I sipped my coffee fast and escaped immediately from the very heavy atmosphere in the lobby. I ran to the small auditorium and chose the most isolated location because I wanted to enjoy my movie, Galatasaray – Depor. I half suspected it was going to be in Spanish (of course!) and that subtitles, if there were any, would be in Spanish. I was right.

I trusted that motion picture is an art of universal value that transcends cultural boundaries. And that for somebody who studied and teaches communication, my education prepared me to tackle kinesics head on, understanding the story based on the actions, the varying tones of the characters’ voices in delivering their lines, and the subtleties of their interactions. Or so I thought.

Until a group of people, the same group I tried to escape from in the cafeteria came in and joined in communal experience of film-viewing. One of them, the most brazen, blurted “Ay, walang English subtitles.” I do not see why people in this country have the penchant of stating, and stating out loud, what is obvious.

But the fact that these people have the audacity to advertise their stupidity like a badge of honor is even more horrifying.

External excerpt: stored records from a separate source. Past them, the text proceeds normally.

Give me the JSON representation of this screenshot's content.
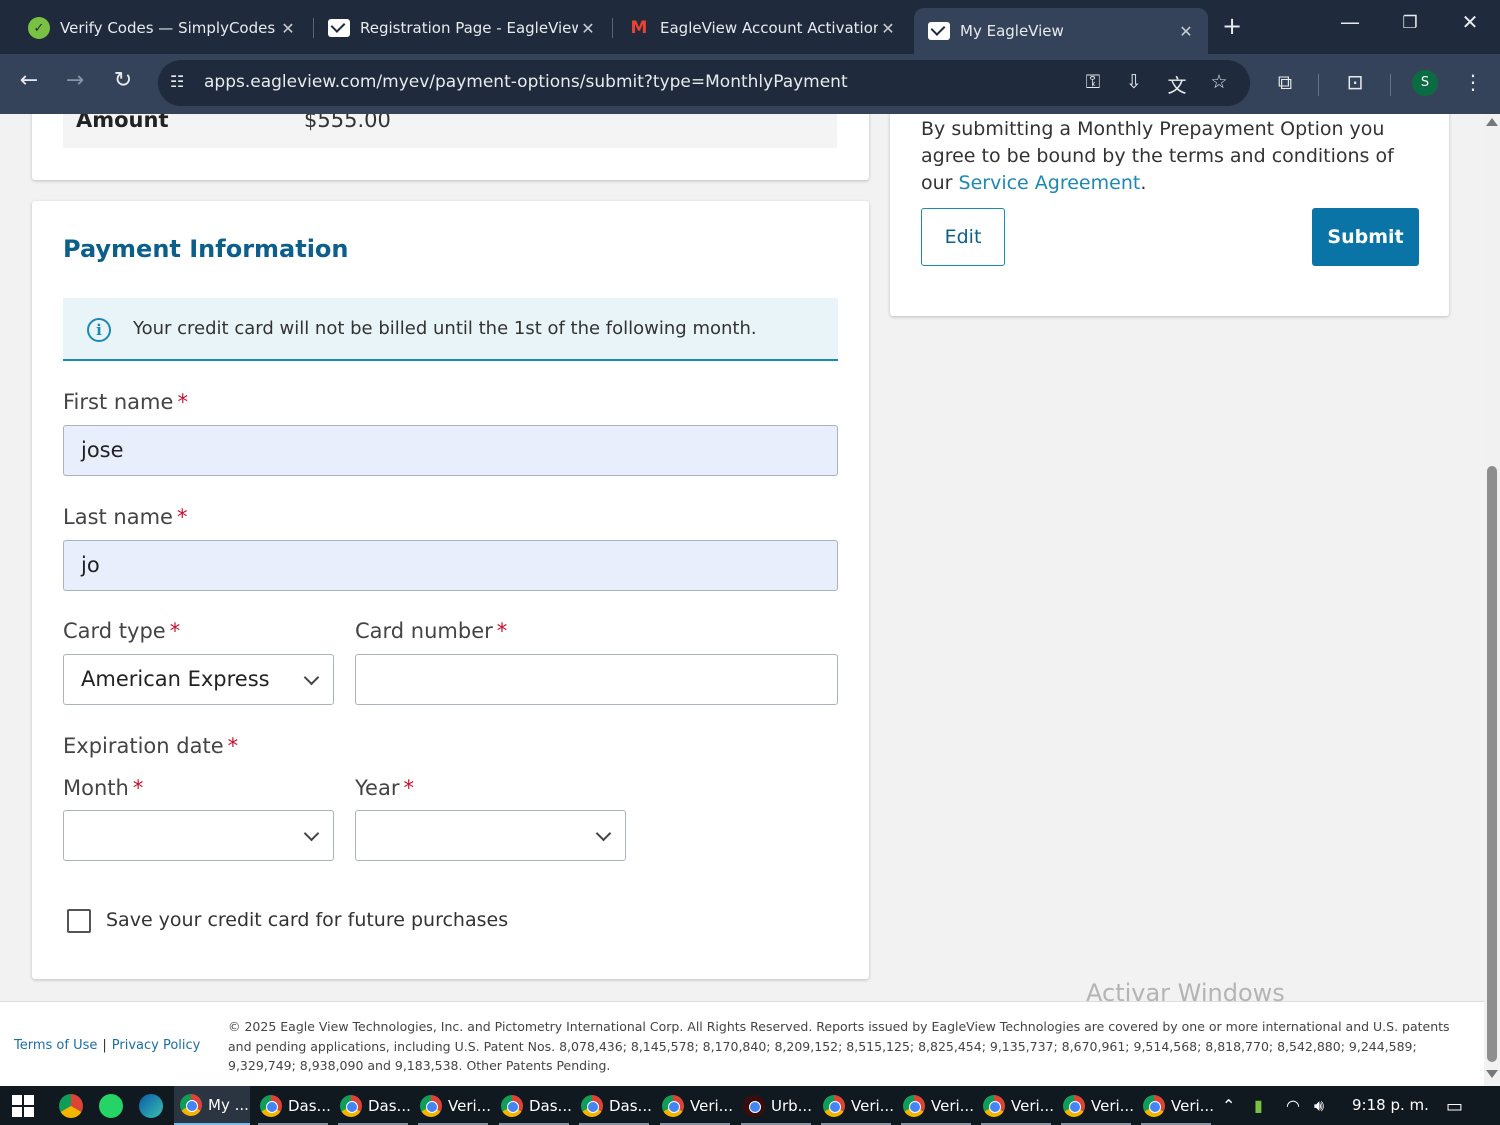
{
  "browser": {
    "tabs": [
      {
        "title": "Verify Codes — SimplyCodes",
        "icon": "simplycodes-favicon"
      },
      {
        "title": "Registration Page - EagleView",
        "icon": "eagleview-favicon"
      },
      {
        "title": "EagleView Account Activation",
        "icon": "gmail-favicon"
      },
      {
        "title": "My EagleView",
        "icon": "eagleview-favicon"
      }
    ],
    "url": "apps.eagleview.com/myev/payment-options/submit?type=MonthlyPayment",
    "profile_initial": "S"
  },
  "summary": {
    "amount_label": "Amount",
    "amount_value": "$555.00"
  },
  "payment": {
    "title": "Payment Information",
    "info_message": "Your credit card will not be billed until the 1st of the following month.",
    "first_name_label": "First name",
    "first_name_value": "jose",
    "last_name_label": "Last name",
    "last_name_value": "jo",
    "card_type_label": "Card type",
    "card_type_value": "American Express",
    "card_number_label": "Card number",
    "card_number_value": "",
    "expiration_label": "Expiration date",
    "month_label": "Month",
    "month_value": "",
    "year_label": "Year",
    "year_value": "",
    "required_mark": "*",
    "save_card_label": "Save your credit card for future purchases",
    "save_card_checked": false
  },
  "submit_panel": {
    "agree_text": "By submitting a Monthly Prepayment Option you agree to be bound by the terms and conditions of our ",
    "agree_link": "Service Agreement",
    "agree_end": ".",
    "edit_label": "Edit",
    "submit_label": "Submit"
  },
  "footer": {
    "terms": "Terms of Use",
    "separator": "|",
    "privacy": "Privacy Policy",
    "copyright": "© 2025 Eagle View Technologies, Inc. and Pictometry International Corp. All Rights Reserved. Reports issued by EagleView Technologies are covered by one or more international and U.S. patents and pending applications, including U.S. Patent Nos. 8,078,436; 8,145,578; 8,170,840; 8,209,152; 8,515,125; 8,825,454; 9,135,737; 8,670,961; 9,514,568; 8,818,770; 8,542,880; 9,244,589; 9,329,749; 8,938,090 and 9,183,538. Other Patents Pending."
  },
  "watermark": "Activar Windows",
  "taskbar": {
    "items": [
      "My ...",
      "Das...",
      "Das...",
      "Veri...",
      "Das...",
      "Das...",
      "Veri...",
      "Urb...",
      "Veri...",
      "Veri...",
      "Veri...",
      "Veri...",
      "Veri..."
    ],
    "clock": "9:18 p. m."
  },
  "colors": {
    "brand_blue": "#0b74a6",
    "link_blue": "#1b88b5",
    "required_red": "#c8102e",
    "autofill_bg": "#e8eefc"
  }
}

On the other end of the spectrum, some people, whom I assume to be impeccably conversant in Spanish, made it sure that people like me who understand no Spanish word except pronto, puerta, or puta knew where to locate ourselves in the greater scheme of things. These people who have studied Spanish, the younger, over-eager undergraduate, especially, who were part of that group in question, laughed twice as hard and as loudly as one would normally laugh when faced with a funny scene or line in the film.

Their stylized way of laughing signified the void that separates the Spanish literate and the non-literate, which was fine with me. They were more than willing to announce their extensive knowledge of the Spanish language, complete with understanding of the subtle idioms and irony.

But this is an act that leaves a bad aftertaste. It’s inelegant.